He's studying four A-levels, sitting his exams shortly, yet expresses concern that he does not have enough work to keep him busy." This was the gist of a conversation I had with a concerned parent shortly before her son sat his A-levels. He came away with four grade As, apparently achieved without raising sweat. A very bright boy, admittedly, but his example aggravated a concern which is emerging amongst those of us privileged to teach the academic elite of this country.
Many of our brightest youngsters appear undernourished by a diet of three A-levels either because its nutritional value has fallen or because their appetites have increased, or indeed both. A significant minority is emerging from school and applying to our top universities with four A-levels at least; or the standard three with two or three AS-levels attached. Having recently contacted 20 of our top independent schools, I can report that in almost all of them approximately a third of their sixth form students are in this category.
The ramifications of this development are more far-reaching than some may yet appreciate, but it appears to be occurring without anyone in a position of power, in government or the educational establishment, intending or directing it. The recent trend towards the modularisation of A-levels has had a part to play. Where previously the rigidity of a school's timetable and limited teaching resources made the teaching of extra A-levels impossible, the flexibility afforded by modularisation has made more time available so that it is easier to respond to the rising demand for more examined subjects.
Students can now retake modules to improve their performance and also relieve the endurance test of the summer exams at the end of the two-year course. This has contributed to the now-familiar phenomenon of "grade inflation" and has muddied the waters of the debate over declining standards. The increasing number of high grades being gained has certainly depreciated the currency of A-levels below the level of, say, five years ago. But one should not necessarily conclude from this that there has been a decline in quality. Rather, perhaps, staff and students have risen to the challenge. Whatever the case, the pressure is on to sit more exams.
The most intriguing aspect of the proliferation of A-levels lies in the question of who or what has been responsible for applying this pressure. It certainly did not originate with the schools who in the last decade have been far too busy responding to external demands to be able to launch any co-ordinated initiatives themselves. The top universities, to which most of the academic elite in our schools apply, are likely to begin to favour applicants with more than three A-levels, but this will be in response to pressure; there is no evidence that they have been responsible for causing the growth in the first place. And the forlorn attempts of the Government to broaden the base of sixth form study in the form of AS-levels have largely proved that it is difficult to sell unattractive goods to discerning and intelligent customers. Which leaves the possibility that it is the influence of parents and pupils in the market place that is now dictating the direction and pace of change within the educational system.
The Government has been encouraging all of us in education to become more receptive to customer demand, introducing league tables as a trading standard by which quality may be measured. Schools appear now to be responding to pressure from those pupils and parents who seek maximum advantage in the competitive world beyond the school gates.
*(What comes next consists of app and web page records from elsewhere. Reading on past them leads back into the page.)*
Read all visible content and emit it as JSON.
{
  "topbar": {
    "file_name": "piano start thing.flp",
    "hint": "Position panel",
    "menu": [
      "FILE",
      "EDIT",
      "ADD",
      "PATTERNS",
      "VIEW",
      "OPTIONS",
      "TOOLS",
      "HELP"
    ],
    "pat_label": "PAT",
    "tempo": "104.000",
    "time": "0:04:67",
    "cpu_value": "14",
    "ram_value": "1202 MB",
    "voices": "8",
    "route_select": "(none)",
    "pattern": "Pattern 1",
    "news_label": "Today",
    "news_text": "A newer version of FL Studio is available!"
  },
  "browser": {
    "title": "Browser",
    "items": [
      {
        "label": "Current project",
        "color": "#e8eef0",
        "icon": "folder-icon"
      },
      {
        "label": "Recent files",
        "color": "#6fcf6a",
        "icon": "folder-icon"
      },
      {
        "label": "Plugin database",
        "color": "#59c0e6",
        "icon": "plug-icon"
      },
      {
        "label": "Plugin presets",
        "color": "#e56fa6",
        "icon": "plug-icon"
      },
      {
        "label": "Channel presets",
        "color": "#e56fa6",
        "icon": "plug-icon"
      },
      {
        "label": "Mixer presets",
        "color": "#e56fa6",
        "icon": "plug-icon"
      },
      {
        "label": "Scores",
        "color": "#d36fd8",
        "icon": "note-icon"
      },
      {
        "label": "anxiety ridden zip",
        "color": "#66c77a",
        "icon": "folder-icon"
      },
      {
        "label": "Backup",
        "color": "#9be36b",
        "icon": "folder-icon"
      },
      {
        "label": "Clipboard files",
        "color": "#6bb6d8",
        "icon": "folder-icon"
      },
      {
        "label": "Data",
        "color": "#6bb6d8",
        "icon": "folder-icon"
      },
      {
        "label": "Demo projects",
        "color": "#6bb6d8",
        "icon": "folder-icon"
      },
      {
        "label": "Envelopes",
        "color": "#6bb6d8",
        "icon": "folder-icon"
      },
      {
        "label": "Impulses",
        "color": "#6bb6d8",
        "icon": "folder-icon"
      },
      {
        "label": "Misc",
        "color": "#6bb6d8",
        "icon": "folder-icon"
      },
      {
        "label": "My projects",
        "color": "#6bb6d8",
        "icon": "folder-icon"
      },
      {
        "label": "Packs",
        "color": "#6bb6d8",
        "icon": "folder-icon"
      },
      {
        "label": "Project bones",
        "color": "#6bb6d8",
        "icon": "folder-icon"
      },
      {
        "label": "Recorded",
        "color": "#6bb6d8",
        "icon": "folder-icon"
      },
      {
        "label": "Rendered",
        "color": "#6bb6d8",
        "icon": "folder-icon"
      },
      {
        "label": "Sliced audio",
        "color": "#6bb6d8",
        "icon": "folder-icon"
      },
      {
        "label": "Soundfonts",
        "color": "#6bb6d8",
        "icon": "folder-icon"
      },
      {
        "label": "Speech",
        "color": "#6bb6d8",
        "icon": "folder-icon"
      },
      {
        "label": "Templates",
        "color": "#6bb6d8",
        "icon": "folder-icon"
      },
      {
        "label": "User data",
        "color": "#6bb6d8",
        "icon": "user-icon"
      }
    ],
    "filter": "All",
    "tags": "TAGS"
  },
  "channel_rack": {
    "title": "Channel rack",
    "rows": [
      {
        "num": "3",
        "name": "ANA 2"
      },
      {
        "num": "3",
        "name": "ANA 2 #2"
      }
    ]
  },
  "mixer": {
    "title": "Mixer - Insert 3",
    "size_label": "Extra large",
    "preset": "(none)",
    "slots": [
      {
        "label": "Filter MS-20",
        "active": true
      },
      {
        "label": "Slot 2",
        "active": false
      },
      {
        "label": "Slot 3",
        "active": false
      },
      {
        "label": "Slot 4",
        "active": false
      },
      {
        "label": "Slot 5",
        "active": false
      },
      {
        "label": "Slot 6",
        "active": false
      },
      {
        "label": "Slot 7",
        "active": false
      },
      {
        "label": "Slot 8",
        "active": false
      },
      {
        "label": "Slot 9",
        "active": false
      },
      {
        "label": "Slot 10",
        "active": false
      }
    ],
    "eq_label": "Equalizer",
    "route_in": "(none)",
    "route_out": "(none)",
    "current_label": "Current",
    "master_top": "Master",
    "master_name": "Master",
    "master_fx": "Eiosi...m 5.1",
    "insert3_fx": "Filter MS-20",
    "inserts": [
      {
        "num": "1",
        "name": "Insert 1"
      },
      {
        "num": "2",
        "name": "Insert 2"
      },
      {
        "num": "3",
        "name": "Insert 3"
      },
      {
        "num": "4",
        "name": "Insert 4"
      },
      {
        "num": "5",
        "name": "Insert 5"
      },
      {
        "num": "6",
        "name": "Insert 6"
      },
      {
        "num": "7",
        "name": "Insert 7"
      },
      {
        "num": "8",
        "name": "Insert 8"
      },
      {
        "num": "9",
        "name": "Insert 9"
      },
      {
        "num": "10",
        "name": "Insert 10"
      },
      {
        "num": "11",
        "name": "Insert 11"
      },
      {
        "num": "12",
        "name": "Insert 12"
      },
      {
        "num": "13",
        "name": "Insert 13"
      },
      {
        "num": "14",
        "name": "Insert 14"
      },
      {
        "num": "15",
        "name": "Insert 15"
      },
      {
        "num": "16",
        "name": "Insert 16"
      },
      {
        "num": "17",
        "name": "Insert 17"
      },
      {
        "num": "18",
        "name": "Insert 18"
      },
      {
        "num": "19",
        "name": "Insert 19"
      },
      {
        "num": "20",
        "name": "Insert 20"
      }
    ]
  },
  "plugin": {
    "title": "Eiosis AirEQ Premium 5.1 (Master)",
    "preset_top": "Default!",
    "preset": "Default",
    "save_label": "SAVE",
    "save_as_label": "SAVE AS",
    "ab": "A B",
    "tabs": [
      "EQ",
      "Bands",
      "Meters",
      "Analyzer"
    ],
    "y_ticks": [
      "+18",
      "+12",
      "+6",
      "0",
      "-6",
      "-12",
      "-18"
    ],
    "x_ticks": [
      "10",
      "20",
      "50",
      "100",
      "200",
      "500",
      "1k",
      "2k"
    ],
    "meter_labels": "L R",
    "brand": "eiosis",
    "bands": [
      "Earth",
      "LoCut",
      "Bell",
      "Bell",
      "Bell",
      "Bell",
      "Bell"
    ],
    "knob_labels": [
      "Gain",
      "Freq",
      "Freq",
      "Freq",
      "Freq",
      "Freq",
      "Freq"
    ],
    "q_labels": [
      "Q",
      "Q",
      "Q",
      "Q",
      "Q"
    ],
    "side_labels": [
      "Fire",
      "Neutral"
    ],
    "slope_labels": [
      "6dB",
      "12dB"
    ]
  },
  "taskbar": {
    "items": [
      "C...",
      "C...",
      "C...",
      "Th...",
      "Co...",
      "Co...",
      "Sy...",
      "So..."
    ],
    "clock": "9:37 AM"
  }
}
In the eyes of such consumers three A-levels, even at top grades, are no longer enough. Schools are starting to see the benefit to themselves of meeting this demand in order to win promotion up the league tables, in the belief that their position can influence the quantity and quality of their next intake. If a higher position in the tables can be reached by expanding the average number of A-levels per pupil, which school, would be brave or even foolish enough to resist the demand?
It is now nearly a decade since the Government ignored the recommendations of Professor Higginson's committee to broaden the base of the sixth form curriculum. Yet by unleashing the uncontrollable forces of the market it seems to have brought about its expansion without any guiding philosophy, other than "more means better".
For the moment we may look forward to our academic elite not only competing to achieve the top grades at A-level but also attempting to accumulate as many A and AS-levels as possible. It does not bear thinking about where that may leave the rest of their peer group.